Two Can Play That Game
For his next trick, filmmaker Christopher Nolan has conjured up “The Prestige,” about two competing magicians in the early 20th century London. Oddly enough, Robert Algiers (Hugh Jackman) and Alfred Borden (Christian Bale) began as friends who were both mentored by a man named Cutter (Michael Caine). Their bitter rivalry is initiated by a stage accident, which results in the tragic drowning of Algiers’ wife. Algiers blames Borden for this and harms him in return. Borden, not willing to back down, seeks vengeance as well. Ever since, they try to upstage one another inside and outside the performing stage and it evolves into a destructive obsession of figuring each other’s secrets and strategies.
It’s funny that “The Prestige” has a competition of its own against the similarly themed “The Illusionist.” Both movies are about magicians and have screenplays armed with tricks and misdirection. I’d like to take this time to measure up the two. By doing so, I see the flaws and achievements of “The Prestige” more clearly when I’m comparing it to “The Illusionist.” Let the battle begin.
To me, “The Illusionist” seems more magical. I say magical, in the sense I was more filled with wonder and awe. It’s more mesmerizing to look at and its cinematography is exquisitely somber. Meanwhile, “The Prestige” lacks a certain beauty. Its portrait of its time is gritty and unappealingly moody. The set designs come close to being cheesy, because they remind me of laughable laboratories from old movies. On the other hand, “The Prestige” is the more intriguing movie. It shows us the fascinating science of deception, giving us an inside on how a trick is done. Tadaa!

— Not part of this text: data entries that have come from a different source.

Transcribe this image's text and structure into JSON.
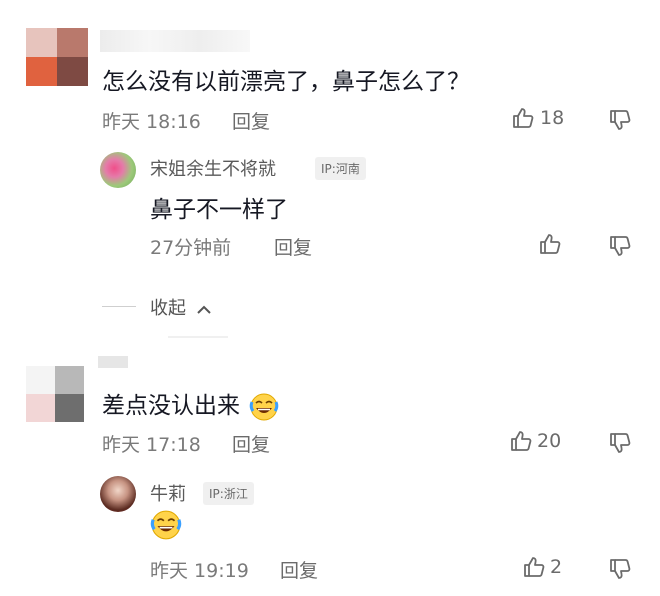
{
  "comments": [
    {
      "text": "怎么没有以前漂亮了，鼻子怎么了？",
      "time": "昨天 18:16",
      "reply_label": "回复",
      "likes": "18",
      "replies": [
        {
          "name": "宋姐余生不将就",
          "ip": "IP:河南",
          "text": "鼻子不一样了",
          "time": "27分钟前",
          "reply_label": "回复"
        }
      ],
      "collapse_label": "收起"
    },
    {
      "text": "差点没认出来",
      "time": "昨天 17:18",
      "reply_label": "回复",
      "likes": "20",
      "replies": [
        {
          "name": "牛莉",
          "ip": "IP:浙江",
          "time": "昨天 19:19",
          "reply_label": "回复",
          "likes": "2"
        }
      ]
    }
  ],
  "colors": {
    "text": "#161823",
    "meta": "#7a7a7a",
    "badge_bg": "#f0f0f0"
  },
  "icons": [
    "thumb-up-icon",
    "thumb-down-icon",
    "chevron-up-icon",
    "laughing-emoji-icon"
  ]
}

I think the cast of both movies are equally talented, but I do give “The Illusionist” a slight edge. This is because Norton, Giamatti, Sewell, and Biel are more successful in disappearing in their roles. Jackman, Bale, Caine, and Scarlett Johansson look like themselves and they play their basic parts as we expect them to.
In terms of screenplay, “The Prestige” has a better and more complex story. It’s certainly not underwhelming as “The Illusionist,” which limited its tricks in trying to dupe the audience. “The Prestige” is more ambitious. I like that “The Prestige” shows off most of its trickery between Algiers and Borden. It’s fun to see them outdo each other. There’s a sense of exhilaration in their battle of wits.
However, just like “The Illusionist,” it falters towards the third act. In my opinion, “The Prestige” cheats. At least, “The Illusionist” tries to stay credible to its time period. “The Prestige” tries to up its game so much that it ends up looking ludicrous in retrospect. But I do have to give props to Nolan, because the film is never boring. I love the plotting. I love how the story keeps building and building. Its complexity brings up a lot of themes and also makes the film less predictable. I had a blast watching, but when I reflect on the movie, it suddenly bothers me.
Ultimately, I think “The Prestige” is more satisfying than “The Illusionist.” Nevertheless, both are fine films with flaws to be fixed. I think gullibility becomes a critical factor in enjoying these movies. Those who are easily fooled will be the most affected. Those who want to be fooled will like them too. And how about those who don’t want to be fooled? Well, they’re silly rabbits. They’ll soon learn tricks are for kids.
Hugh Jackman, Christian Bale, Michael Caine, Scarlett Johansson, David Bowie, Rebecca Hall, Andy Serkis, and Piper Perabo
Based on the novel by
Rated PG-13 for violence and disturbing images